How-to: Marquee Letter Sign
Create this fun DIY available exclusively for HGTV Magazine online.
- Courtesy of HGTV Magazine Subscribe Now
E-mail This Page to Your Friendsx
A link to %this page% was e-mailed
Most people struggle to find art, especially art that’s on the larger side. Big wall decor is usually one of two things—super expensive or a snooze-fest. But not this giant marquee letter sign.
Marquee letters are quite the rage right now. Most of the DIY versions are made from chipboard 3D letters from the craft store. Those are great, but what if you want something larger and more amazing than your standard 18 inches? Read on for a step-by-step to create this fun DIY!
- 2x4 piece of plywood (3/4” width suggested)
- four 5.5” x 4” pieces of 1/8”-thick MDF
- strand of globe string lights
- wood glue
- hot glue (optional)
- 120 grit sandpaper
- wrapping paper
- spray adhesive
- poster board
- smooth-finish paint roller
- staple gun
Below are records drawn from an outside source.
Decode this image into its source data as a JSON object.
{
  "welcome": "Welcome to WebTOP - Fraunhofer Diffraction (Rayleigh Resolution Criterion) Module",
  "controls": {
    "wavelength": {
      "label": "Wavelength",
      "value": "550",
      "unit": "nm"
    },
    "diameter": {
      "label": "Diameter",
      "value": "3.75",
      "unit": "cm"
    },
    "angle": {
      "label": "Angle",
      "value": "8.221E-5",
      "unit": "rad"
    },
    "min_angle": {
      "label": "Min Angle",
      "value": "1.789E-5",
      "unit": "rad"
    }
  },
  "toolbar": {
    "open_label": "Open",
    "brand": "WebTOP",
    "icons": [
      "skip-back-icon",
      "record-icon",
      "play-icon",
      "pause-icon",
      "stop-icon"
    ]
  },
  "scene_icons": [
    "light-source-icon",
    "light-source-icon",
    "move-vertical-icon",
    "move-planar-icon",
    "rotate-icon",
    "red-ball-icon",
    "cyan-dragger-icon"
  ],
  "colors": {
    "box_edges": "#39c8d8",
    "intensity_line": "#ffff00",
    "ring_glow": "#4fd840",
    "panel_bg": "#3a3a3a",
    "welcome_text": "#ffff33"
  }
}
- 3/4" paddle drill bit
- 1/2" round drill bit
- miter saw
- picture wire
- eye hooks or screws
- pen or pencil
- tape measure
Choose your letter and your font. You have two options at this point. If you are comfortable freehand drawing the font design, do it. If you want something to trace you can have your local printer print out a full size version of the image.
After you transfer the letter image to your plywood, cut it out with a jigsaw. It’s best to go slow and steady when using a jigsaw to get a more precise cut. If your letter has a center hole, use a 1/2” bit to drill a starting point for your saw blade so that you are able to cut out the middle.
Put something underneath the letter to elevate it off the ground. Spray paint caps were used in this example, but you could use anything that offers a stable surface. Measure the distance between each light bulb on your sting. Use that number to measure and mark the spots on your letter (beginning in the center) where you’ll drill holes for the light sockets. Drill holes using 3/4" paddle drill bit.
Use a propane torch to weld iron into a starfish-inspired letter opener.